The search for Judy Bense’s successor as President of the University of West Florida kicked off Monday with an open forum.

“As members of both the Presidential Search Committee and the Board of Trustees, I am looking forward to hearing your thoughts about what you’re looking for in our next university president,” said Search Committee Chairman Mort O’Sullivan, who gaveled the public forum into session after a closed-door meeting.

Judy Bense is retiring on Dec. 31, after eight and a half years in the president’s chair. She made the announcement early last year when signing her final contract.

“I’m happy, I’m eager to tie up some things that aren’t done,” Bense said in March, 2015. “And to give the university and the Board of Trustees the best opportunity of all to search for and find the next president.”

Next up after O’Sullivan’s opening remarks was Julie Holley of Greenwood-Asher, a consulting firm based in Miramar Beach which is heading up the search. She told the gathering there were four questions to be answered during the search process.

  • In 3-5 years, what will the new president have to accomplish in order to be viewed as a success?
  • What characteristics and skills are being sought in UWF’s next president?
  • What are the challenges and opportunities?
  • What are things that make the University of West Florida so special?

Holley and an assistant then went around the room with a handheld microphone, to get comments from both UWF faculty and staff. First up, Raid Amin, a mathematics professor for 28 years. His issue is academic respectability.
“There has to be a very strong team between the president, provost, and vice president of academic affairs,” said Amin. “I don’t want to see a president who shifts the academic burden, 100%, to the provost. It has to be a team; someone we can look up to.”

Also speaking was Kali Richardson, a senior at UWF. In three to five years, he would like to see a president who does more to cultivate students’ growth as individuals.

“We have but a short time here to become – just like the individuals in this room – great one day when we grow up,” Richardson said. “So there are some things we’d like to see, as well as the challenges they face. “Diversity on predominately white institutions is a severe issue.

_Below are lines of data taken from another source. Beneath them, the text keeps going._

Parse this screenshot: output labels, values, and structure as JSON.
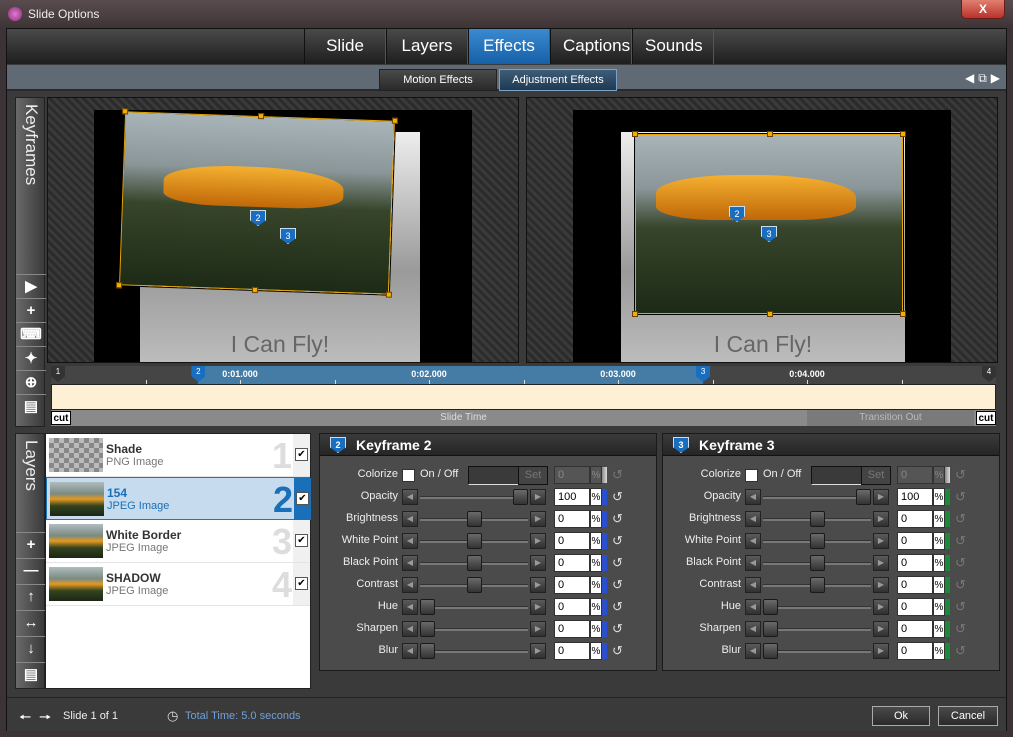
{
  "window": {
    "title": "Slide Options",
    "close_label": "X"
  },
  "tabs": [
    {
      "label": "Slide"
    },
    {
      "label": "Layers"
    },
    {
      "label": "Effects",
      "active": true
    },
    {
      "label": "Captions"
    },
    {
      "label": "Sounds"
    }
  ],
  "subtabs": [
    {
      "label": "Motion Effects"
    },
    {
      "label": "Adjustment Effects",
      "active": true
    }
  ],
  "keyframes_strip": {
    "label": "Keyframes"
  },
  "preview": {
    "caption": "I Can Fly!"
  },
  "timeline": {
    "range_seconds": [
      0,
      5
    ],
    "tick_labels": [
      "0:01.000",
      "0:02.000",
      "0:03.000",
      "0:04.000"
    ],
    "markers": [
      {
        "label": "1",
        "time": 0
      },
      {
        "label": "2",
        "time": 0.78
      },
      {
        "label": "3",
        "time": 3.45
      },
      {
        "label": "4",
        "time": 5.0
      }
    ],
    "selected_range": [
      0.78,
      3.45
    ],
    "transition_out_start": 4.0,
    "slide_time_label": "Slide Time",
    "transition_out_label": "Transition Out",
    "cut_label": "cut"
  },
  "layers_strip": {
    "label": "Layers"
  },
  "layers": [
    {
      "name": "Shade",
      "type": "PNG Image",
      "number": "1",
      "checked": true
    },
    {
      "name": "154",
      "type": "JPEG Image",
      "number": "2",
      "checked": true,
      "selected": true
    },
    {
      "name": "White Border",
      "type": "JPEG Image",
      "number": "3",
      "checked": true
    },
    {
      "name": "SHADOW",
      "type": "JPEG Image",
      "number": "4",
      "checked": true
    }
  ],
  "keyframe_panels": [
    {
      "title": "Keyframe 2",
      "pin": "2",
      "indicator_color": "#2a50d0",
      "reset_enabled": true,
      "colorize": {
        "label": "Colorize",
        "toggle_label": "On / Off",
        "set_label": "Set",
        "value": "0",
        "checked": false
      },
      "rows": [
        {
          "label": "Opacity",
          "value": "100",
          "min": 0,
          "max": 100
        },
        {
          "label": "Brightness",
          "value": "0",
          "min": -100,
          "max": 100
        },
        {
          "label": "White Point",
          "value": "0",
          "min": -100,
          "max": 100
        },
        {
          "label": "Black Point",
          "value": "0",
          "min": -100,
          "max": 100
        },
        {
          "label": "Contrast",
          "value": "0",
          "min": -100,
          "max": 100
        },
        {
          "label": "Hue",
          "value": "0",
          "min": 0,
          "max": 100
        },
        {
          "label": "Sharpen",
          "value": "0",
          "min": 0,
          "max": 100
        },
        {
          "label": "Blur",
          "value": "0",
          "min": 0,
          "max": 100
        }
      ]
    },
    {
      "title": "Keyframe 3",
      "pin": "3",
      "indicator_color": "#1a8a3a",
      "reset_enabled": false,
      "colorize": {
        "label": "Colorize",
        "toggle_label": "On / Off",
        "set_label": "Set",
        "value": "0",
        "checked": false
      },
      "rows": [
        {
          "label": "Opacity",
          "value": "100",
          "min": 0,
          "max": 100
        },
        {
          "label": "Brightness",
          "value": "0",
          "min": -100,
          "max": 100
        },
        {
          "label": "White Point",
          "value": "0",
          "min": -100,
          "max": 100
        },
        {
          "label": "Black Point",
          "value": "0",
          "min": -100,
          "max": 100
        },
        {
          "label": "Contrast",
          "value": "0",
          "min": -100,
          "max": 100
        },
        {
          "label": "Hue",
          "value": "0",
          "min": 0,
          "max": 100
        },
        {
          "label": "Sharpen",
          "value": "0",
          "min": 0,
          "max": 100
        },
        {
          "label": "Blur",
          "value": "0",
          "min": 0,
          "max": 100
        }
      ]
    }
  ],
  "footer": {
    "slide_label": "Slide 1 of 1",
    "total_time": "Total Time: 5.0 seconds",
    "ok_label": "Ok",
    "cancel_label": "Cancel"
  },
  "pct_label": "%"
}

John Fink teaches creative writing, and is chief contract negotiator for the UWF faculty. He said during the school’s 50 years, there’s been growth that is leading to a question about identity.

“On one hand, we’re a regional, comprehensive university that’s required to serve a vast student population,” said Fink. “At the same time our Carnegie classification is [that] of a doctoral research university. I think it will be essential for our next president to be aware of that institutional history.”

Answering the fourth question – what makes you proud of the university – was Susan James from the teacher education and educational leadership department. Her pride is focused on her colleagues.

“What I’m seeing in the service that they’re doing in the community,” said James. “The professors work in the schools. We started a national writing project here this year. [We] just finished a Promise Zone grant and hopefully will help the kids on the west side of town. I have a great amount of pride in that.”

The second forum is set for Tuesday at 10 a.m., again at the UWF Commons Auditorium in Building 22. 

The applications are not expected to be opened until June. If all goes as planned, a new president is scheduled to be named by the end of September, after salary negotiations are completed.